The National Portrait Gallery isn't just for paintings of duchesses and emperors anymore. If a couple of creative entrepreneurs have their way, it'll soon display countless Facebook mugs too.

Leslie Katz Former Culture Editor
Leslie Katz led a team that explored the intersection of tech and culture, plus all manner of awe-inspiring science, from space to AI and archaeology. When she's not smithing words, she's probably playing online word games, tending to her garden or referring to herself in the third person.
  • Third place film critic, 2021 LA Press Club National Arts & Entertainment Journalism Awards
Leslie Katz
2 min read
Museum-bound: Some of the many Facebook portraits submitted to the collaborative art project so far. The Profile Picture Exhibition

Seeking to modernize the staid "Baron Von Sitting Down" and "Madame Miss No Emotion" portrait genre of yore, a couple of London creatives have launched an initiative to get as many Facebook profile pics as possible into the world's leading museums.

"Each one of our profile pics is a statement about who we are," says the video for The Profile Picture Exhibition project, which I won't embed here due to its generous use of a word that starts with the same letter as Facebook does. "It's finally time we claimed our space in art history."

This isn't a contest for the best Facebook profile photo.

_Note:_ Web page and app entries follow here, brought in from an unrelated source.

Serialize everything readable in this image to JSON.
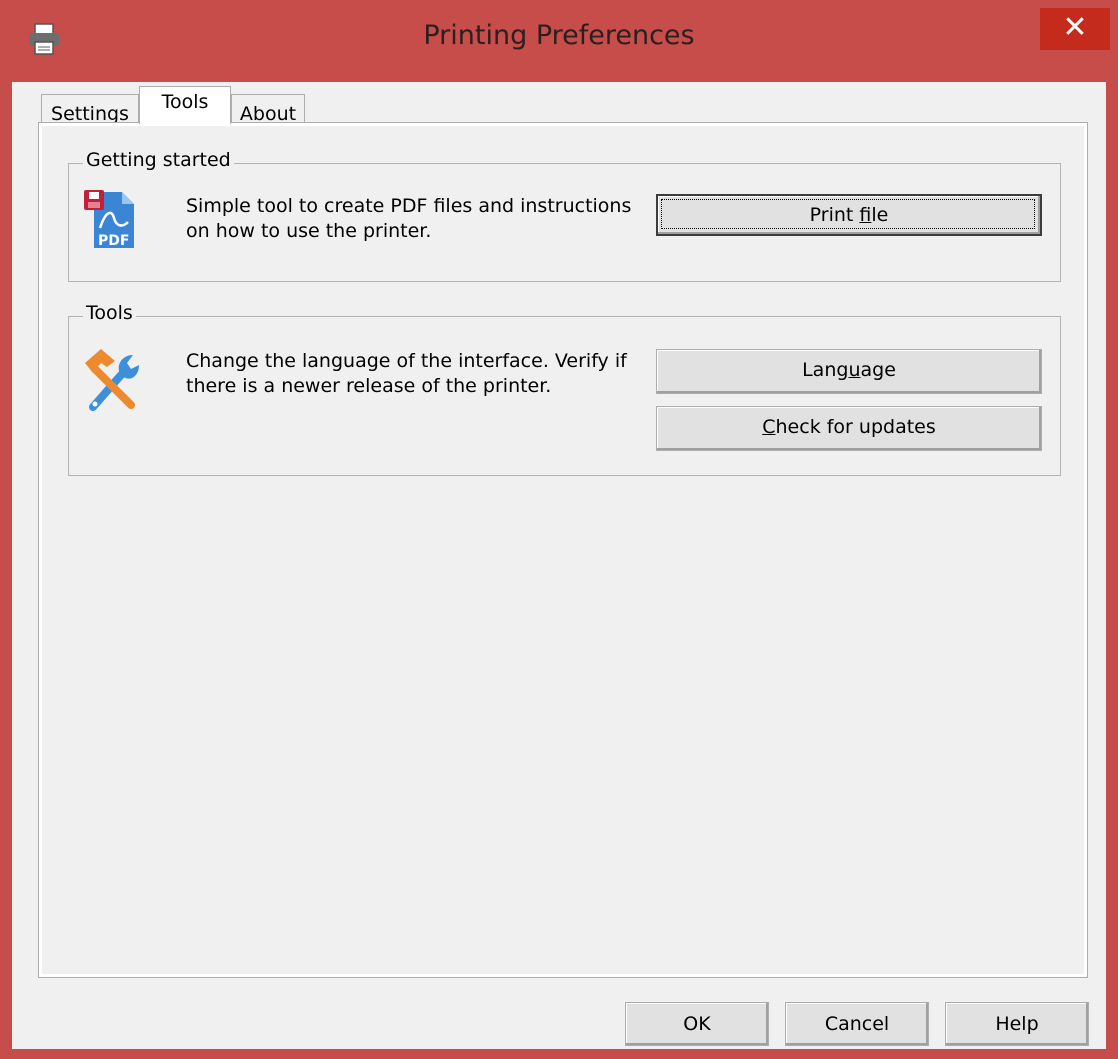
{
  "window": {
    "title": "Printing Preferences",
    "close_glyph": "✕",
    "accent_color": "#c64d4a"
  },
  "tabs": [
    {
      "label": "Settings",
      "active": false
    },
    {
      "label": "Tools",
      "active": true
    },
    {
      "label": "About",
      "active": false
    }
  ],
  "getting_started": {
    "legend": "Getting started",
    "icon": "pdf-file-icon",
    "description_line1": "Simple tool to create PDF files and instructions",
    "description_line2": "on how to use the printer.",
    "print_button_pre": "Print ",
    "print_button_accel": "f",
    "print_button_post": "ile",
    "pdf_icon_text": "PDF"
  },
  "tools": {
    "legend": "Tools",
    "icon": "tools-icon",
    "description_line1": "Change the language of the interface. Verify if",
    "description_line2": "there is a newer release of the printer.",
    "language_button_pre": "Lang",
    "language_button_accel": "u",
    "language_button_post": "age",
    "updates_button_accel": "C",
    "updates_button_post": "heck for updates"
  },
  "footer": {
    "ok_label": "OK",
    "cancel_label": "Cancel",
    "help_label": "Help"
  }
}
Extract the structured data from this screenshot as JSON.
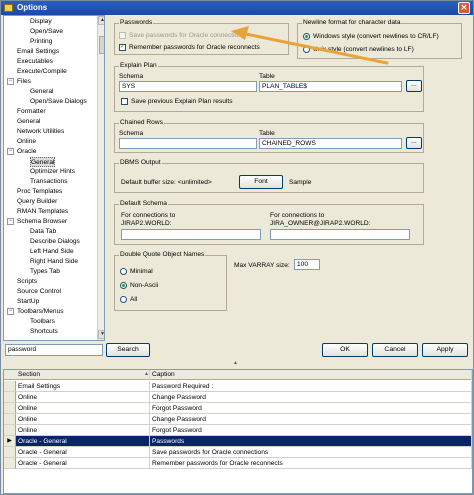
{
  "window": {
    "title": "Options",
    "close_glyph": "✕"
  },
  "tree": {
    "items": [
      {
        "label": "Display",
        "level": 2
      },
      {
        "label": "Open/Save",
        "level": 2
      },
      {
        "label": "Printing",
        "level": 2
      },
      {
        "label": "Email Settings",
        "level": 1
      },
      {
        "label": "Executables",
        "level": 1
      },
      {
        "label": "Execute/Compile",
        "level": 1
      },
      {
        "label": "Files",
        "level": 1,
        "expander": "−"
      },
      {
        "label": "General",
        "level": 2
      },
      {
        "label": "Open/Save Dialogs",
        "level": 2
      },
      {
        "label": "Formatter",
        "level": 1
      },
      {
        "label": "General",
        "level": 1
      },
      {
        "label": "Network Utilities",
        "level": 1
      },
      {
        "label": "Online",
        "level": 1
      },
      {
        "label": "Oracle",
        "level": 1,
        "expander": "−"
      },
      {
        "label": "General",
        "level": 2,
        "selected": true
      },
      {
        "label": "Optimizer Hints",
        "level": 2
      },
      {
        "label": "Transactions",
        "level": 2
      },
      {
        "label": "Proc Templates",
        "level": 1
      },
      {
        "label": "Query Builder",
        "level": 1
      },
      {
        "label": "RMAN Templates",
        "level": 1
      },
      {
        "label": "Schema Browser",
        "level": 1,
        "expander": "−"
      },
      {
        "label": "Data Tab",
        "level": 2
      },
      {
        "label": "Describe Dialogs",
        "level": 2
      },
      {
        "label": "Left Hand Side",
        "level": 2
      },
      {
        "label": "Right Hand Side",
        "level": 2
      },
      {
        "label": "Types Tab",
        "level": 2
      },
      {
        "label": "Scripts",
        "level": 1
      },
      {
        "label": "Source Control",
        "level": 1
      },
      {
        "label": "StartUp",
        "level": 1
      },
      {
        "label": "Toolbars/Menus",
        "level": 1,
        "expander": "−"
      },
      {
        "label": "Toolbars",
        "level": 2
      },
      {
        "label": "Shortcuts",
        "level": 2
      }
    ],
    "scroll_up": "▲",
    "scroll_down": "▼"
  },
  "passwords": {
    "title": "Passwords",
    "save_label": "Save passwords for Oracle connections",
    "remember_label": "Remember passwords for Oracle reconnects",
    "remember_checked": true
  },
  "newline": {
    "title": "Newline format for character data",
    "windows_label": "Windows style (convert newlines to CR/LF)",
    "unix_label": "Unix style (convert newlines to LF)"
  },
  "explain": {
    "title": "Explain Plan",
    "schema_label": "Schema",
    "schema_value": "SYS",
    "table_label": "Table",
    "table_value": "PLAN_TABLE$",
    "browse": "...",
    "save_prev_label": "Save previous Explain Plan results"
  },
  "chained": {
    "title": "Chained Rows",
    "schema_label": "Schema",
    "schema_value": "",
    "table_label": "Table",
    "table_value": "CHAINED_ROWS",
    "browse": "..."
  },
  "dbms": {
    "title": "DBMS Output",
    "buffer_label": "Default buffer size: <unlimited>",
    "font_button": "Font",
    "sample_label": "Sample"
  },
  "default_schema": {
    "title": "Default Schema",
    "left_label_1": "For connections to",
    "left_label_2": "JIRAP2.WORLD:",
    "right_label_1": "For connections to",
    "right_label_2": "JIRA_OWNER@JIRAP2.WORLD:"
  },
  "quote": {
    "title": "Double Quote Object Names",
    "options": [
      "Minimal",
      "Non-Ascii",
      "All"
    ],
    "selected": "Non-Ascii"
  },
  "varray": {
    "label": "Max VARRAY size:",
    "value": "100"
  },
  "bottom": {
    "search_value": "password",
    "search_button": "Search",
    "ok_button": "OK",
    "cancel_button": "Cancel",
    "apply_button": "Apply",
    "splitter_glyph": "▲"
  },
  "results": {
    "headers": [
      "Section",
      "Caption"
    ],
    "rows": [
      {
        "section": "Email Settings",
        "caption": "Password Required :"
      },
      {
        "section": "Online",
        "caption": "Change Password"
      },
      {
        "section": "Online",
        "caption": "Forgot Password"
      },
      {
        "section": "Online",
        "caption": "Change Password"
      },
      {
        "section": "Online",
        "caption": "Forgot Password"
      },
      {
        "section": "Oracle - General",
        "caption": "Passwords",
        "selected": true
      },
      {
        "section": "Oracle - General",
        "caption": "Save passwords for Oracle connections"
      },
      {
        "section": "Oracle - General",
        "caption": "Remember passwords for Oracle reconnects"
      }
    ],
    "current_row_marker": "▶",
    "sort_glyph": "▲"
  },
  "colors": {
    "annotation_arrow": "#e8a33a",
    "selection": "#0a246a",
    "title_bar": "#2b5fbd"
  }
}
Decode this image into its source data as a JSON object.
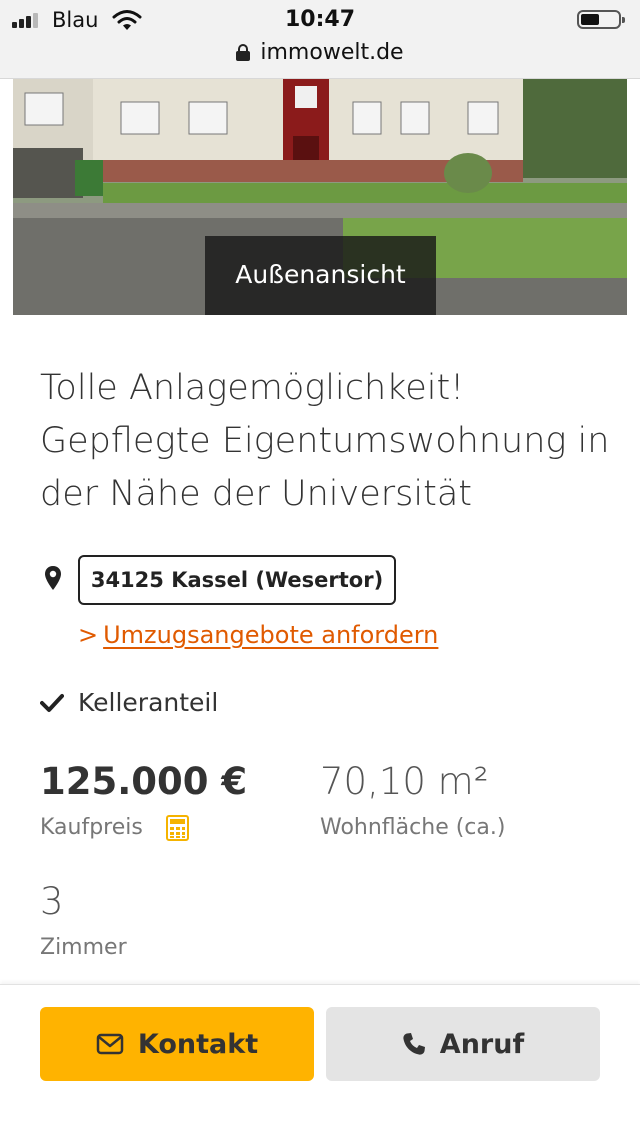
{
  "status_bar": {
    "carrier": "Blau",
    "time": "10:47"
  },
  "browser": {
    "url": "immowelt.de"
  },
  "listing": {
    "photo_caption": "Außenansicht",
    "title": "Tolle Anlagemöglichkeit! Gepflegte Eigentumswohnung in der Nähe der Universität",
    "location": "34125 Kassel (Wesertor)",
    "moving_offer_link": "Umzugsangebote anfordern",
    "moving_offer_chevron": ">",
    "feature": "Kelleranteil",
    "price": {
      "value": "125.000 €",
      "label": "Kaufpreis"
    },
    "area": {
      "value": "70,10 m²",
      "label": "Wohnfläche (ca.)"
    },
    "rooms": {
      "value": "3",
      "label": "Zimmer"
    }
  },
  "actions": {
    "contact_label": "Kontakt",
    "call_label": "Anruf"
  },
  "icons": {
    "signal": "signal-icon",
    "wifi": "wifi-icon",
    "battery": "battery-icon",
    "lock": "lock-icon",
    "location": "map-pin-icon",
    "check": "check-icon",
    "calculator": "calculator-icon",
    "mail": "envelope-icon",
    "phone": "phone-icon"
  },
  "colors": {
    "accent_orange": "#e05a00",
    "contact_button": "#ffb300",
    "call_button": "#e4e4e4",
    "calculator_icon": "#f5b300"
  }
}
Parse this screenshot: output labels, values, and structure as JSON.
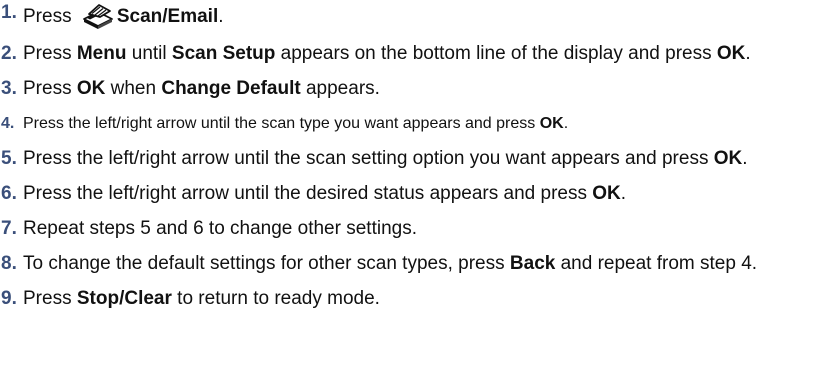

Rather, say Ben Beale and Rory Forrest, the duo behind the effort, it's about democratizing portraiture, which once was mainly the purview of wealthy noblemen who wanted to secure their place in history.

There won't be any long portrait sessions to sit through here. If you "Like" the project's Facebook page, your profile picture could automatically show up in London's National Portrait Gallery, the Louvre in Paris, and New York's Metropolitan Museum of Art.

"The thing that hit us the most was that over 1 billion of us have Facebook profile pictures now, a seventh of the entire globe, and if our profile pics can be considered art, the profile picture phenomenon has to be the biggest art movement of all time," Beale told Crave. "A truly humbling thought."

The museums have agreed to display the portraits once a million members have joined the collaboration. More than a thousand people from around the world have Liked the page so far, with submissions ranging from serious looking-into-the-camera shots to more, well, cheeky images. That's right, Mona Lisa, get ready to share your space with naked butts.

The Profile Picture Exhibition

Update, 5:30 p.m. PT: to include a comment from project co-creator Ben Beale.